[[ Data section open ]]

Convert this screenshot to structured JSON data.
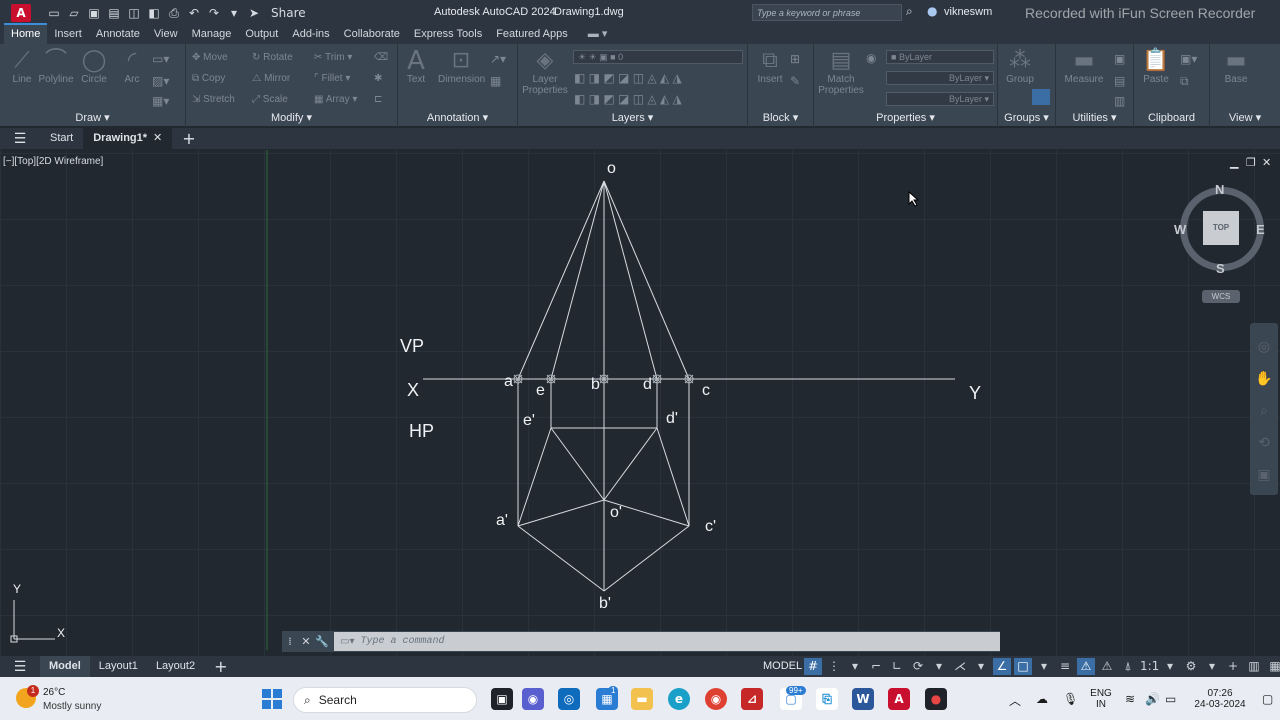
{
  "window": {
    "app_title": "Autodesk AutoCAD 2024",
    "doc_title": "Drawing1.dwg",
    "search_placeholder": "Type a keyword or phrase",
    "user": "vikneswm",
    "share_label": "Share",
    "watermark": "Recorded with iFun Screen Recorder"
  },
  "ribbon_tabs": [
    "Home",
    "Insert",
    "Annotate",
    "View",
    "Manage",
    "Output",
    "Add-ins",
    "Collaborate",
    "Express Tools",
    "Featured Apps"
  ],
  "ribbon_panels": {
    "draw": {
      "label": "Draw",
      "tools": [
        "Line",
        "Polyline",
        "Circle",
        "Arc"
      ]
    },
    "modify": {
      "label": "Modify",
      "tools": [
        "Move",
        "Rotate",
        "Trim",
        "Copy",
        "Mirror",
        "Fillet",
        "Stretch",
        "Scale",
        "Array"
      ]
    },
    "annotation": {
      "label": "Annotation",
      "tools": [
        "Text",
        "Dimension"
      ]
    },
    "layers": {
      "label": "Layers",
      "tools": [
        "Layer Properties"
      ],
      "layer_value": "0"
    },
    "block": {
      "label": "Block",
      "tools": [
        "Insert"
      ]
    },
    "properties": {
      "label": "Properties",
      "tools": [
        "Match Properties"
      ],
      "bylayer": "ByLayer"
    },
    "groups": {
      "label": "Groups",
      "tools": [
        "Group"
      ]
    },
    "utilities": {
      "label": "Utilities",
      "tools": [
        "Measure"
      ]
    },
    "clipboard": {
      "label": "Clipboard",
      "tools": [
        "Paste"
      ]
    },
    "view": {
      "label": "View",
      "tools": [
        "Base"
      ]
    }
  },
  "file_tabs": {
    "start": "Start",
    "active": "Drawing1*"
  },
  "viewport": {
    "controls": "[−][Top][2D Wireframe]"
  },
  "viewcube": {
    "top": "TOP",
    "n": "N",
    "s": "S",
    "e": "E",
    "w": "W",
    "wcs": "WCS"
  },
  "ucs": {
    "x": "X",
    "y": "Y"
  },
  "drawing_labels": {
    "o": "o",
    "vp": "VP",
    "hp": "HP",
    "x": "X",
    "y": "Y",
    "a": "a",
    "e": "e",
    "b": "b",
    "d": "d",
    "c": "c",
    "e_prime": "e'",
    "d_prime": "d'",
    "a_prime": "a'",
    "o_prime": "o'",
    "c_prime": "c'",
    "b_prime": "b'"
  },
  "command_line": {
    "placeholder": "Type a command"
  },
  "layout_tabs": [
    "Model",
    "Layout1",
    "Layout2"
  ],
  "status": {
    "model": "MODEL",
    "scale": "1:1"
  },
  "taskbar": {
    "temperature": "26°C",
    "condition": "Mostly sunny",
    "weather_badge": "1",
    "search": "Search",
    "store_badge": "1",
    "notif_badge": "99+",
    "lang1": "ENG",
    "lang2": "IN",
    "time": "07:26",
    "date": "24-03-2024"
  }
}
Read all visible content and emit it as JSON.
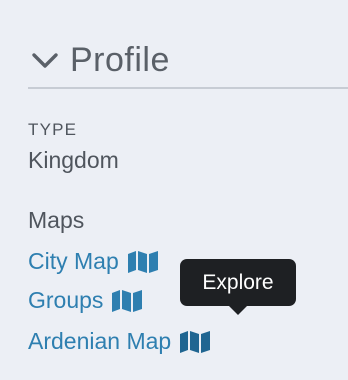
{
  "profile": {
    "title": "Profile",
    "chevron_icon": "chevron-down-icon"
  },
  "type": {
    "label": "TYPE",
    "value": "Kingdom"
  },
  "maps": {
    "label": "Maps",
    "icon": "map-icon",
    "links": [
      {
        "label": "City Map"
      },
      {
        "label": "Groups"
      },
      {
        "label": "Ardenian Map"
      }
    ]
  },
  "tooltip": {
    "text": "Explore"
  },
  "colors": {
    "background": "#eceff5",
    "text": "#4f555d",
    "link": "#2e7fb0",
    "tooltip_bg": "#1e2023"
  }
}
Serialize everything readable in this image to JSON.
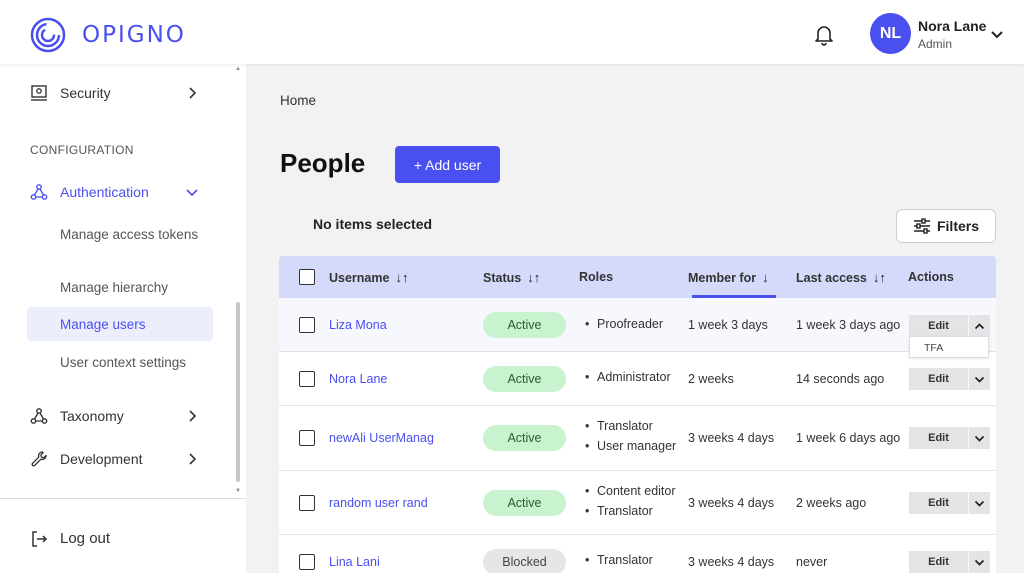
{
  "header": {
    "logo_text": "OPIGNO",
    "user_initials": "NL",
    "user_name": "Nora Lane",
    "user_role": "Admin",
    "accent_color": "#4a4ff0"
  },
  "sidebar": {
    "security_label": "Security",
    "section_label": "CONFIGURATION",
    "authentication_label": "Authentication",
    "sub_items": [
      {
        "label": "Manage access tokens"
      },
      {
        "label": "Manage hierarchy"
      },
      {
        "label": "Manage users"
      },
      {
        "label": "User context settings"
      }
    ],
    "taxonomy_label": "Taxonomy",
    "development_label": "Development",
    "logout_label": "Log out"
  },
  "main": {
    "breadcrumb": "Home",
    "title": "People",
    "add_button": "+ Add user",
    "selection_status": "No items selected",
    "filters_button": "Filters"
  },
  "table": {
    "headers": {
      "username": "Username",
      "status": "Status",
      "roles": "Roles",
      "member_for": "Member for",
      "last_access": "Last access",
      "actions": "Actions"
    },
    "sort_icons": {
      "both": "↓↑",
      "down": "↓"
    },
    "rows": [
      {
        "username": "Liza Mona",
        "status": "Active",
        "roles": [
          "Proofreader"
        ],
        "member_for": "1 week 3 days",
        "last_access": "1 week 3 days ago",
        "action": "Edit"
      },
      {
        "username": "Nora Lane",
        "status": "Active",
        "roles": [
          "Administrator"
        ],
        "member_for": "2 weeks",
        "last_access": "14 seconds ago",
        "action": "Edit"
      },
      {
        "username": "newAli UserManag",
        "status": "Active",
        "roles": [
          "Translator",
          "User manager"
        ],
        "member_for": "3 weeks 4 days",
        "last_access": "1 week 6 days ago",
        "action": "Edit"
      },
      {
        "username": "random user rand",
        "status": "Active",
        "roles": [
          "Content editor",
          "Translator"
        ],
        "member_for": "3 weeks 4 days",
        "last_access": "2 weeks ago",
        "action": "Edit"
      },
      {
        "username": "Lina Lani",
        "status": "Blocked",
        "roles": [
          "Translator"
        ],
        "member_for": "3 weeks 4 days",
        "last_access": "never",
        "action": "Edit"
      }
    ],
    "dropdown_option": "TFA"
  }
}
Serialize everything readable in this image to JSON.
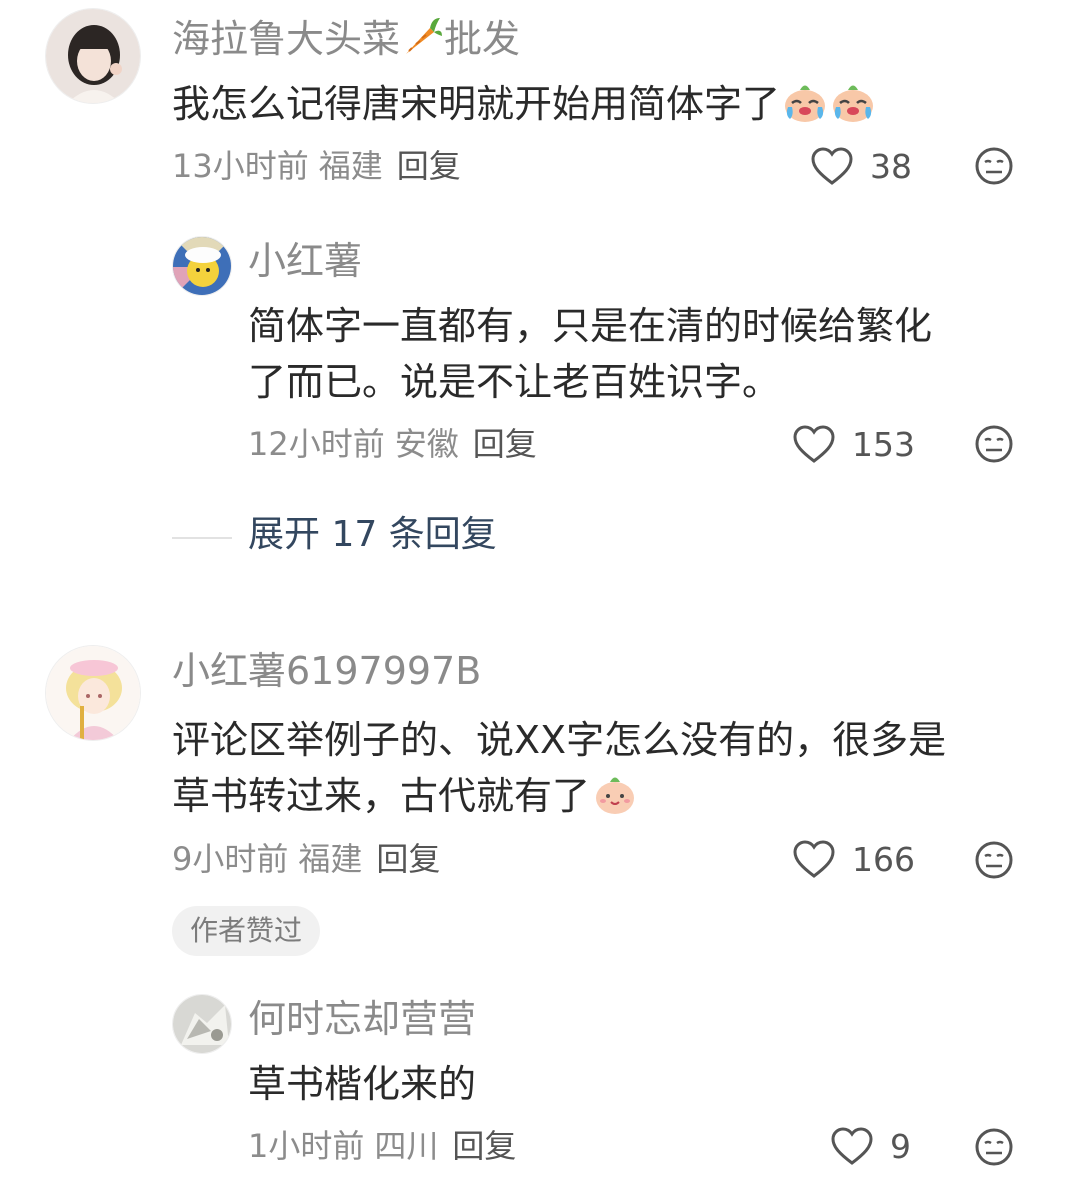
{
  "comments": [
    {
      "username": "海拉鲁大头菜",
      "username_suffix": "批发",
      "text": "我怎么记得唐宋明就开始用简体字了",
      "time": "13小时前",
      "location": "福建",
      "reply_label": "回复",
      "likes": "38"
    },
    {
      "username": "小红薯",
      "text_line1": "简体字一直都有，只是在清的时候给繁化",
      "text_line2": "了而已。说是不让老百姓识字。",
      "time": "12小时前",
      "location": "安徽",
      "reply_label": "回复",
      "likes": "153"
    },
    {
      "username": "小红薯6197997B",
      "text_line1": "评论区举例子的、说XX字怎么没有的，很多是",
      "text_line2": "草书转过来，古代就有了",
      "time": "9小时前",
      "location": "福建",
      "reply_label": "回复",
      "likes": "166",
      "badge": "作者赞过"
    },
    {
      "username": "何时忘却营营",
      "text": "草书楷化来的",
      "time": "1小时前",
      "location": "四川",
      "reply_label": "回复",
      "likes": "9"
    }
  ],
  "expand_replies": "展开 17 条回复",
  "icons": {
    "like": "heart-outline-icon",
    "dislike": "meh-face-icon",
    "username_emoji": "carrot-icon",
    "crying_emoji": "crying-face-emoji",
    "smile_emoji": "smiling-face-emoji"
  },
  "colors": {
    "text": "#2a2a2a",
    "meta": "#8c8c8c",
    "username": "#8a8a8a",
    "expand": "#33475f",
    "badge_bg": "#f1f1f1"
  }
}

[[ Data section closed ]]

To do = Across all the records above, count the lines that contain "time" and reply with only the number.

Task response = 5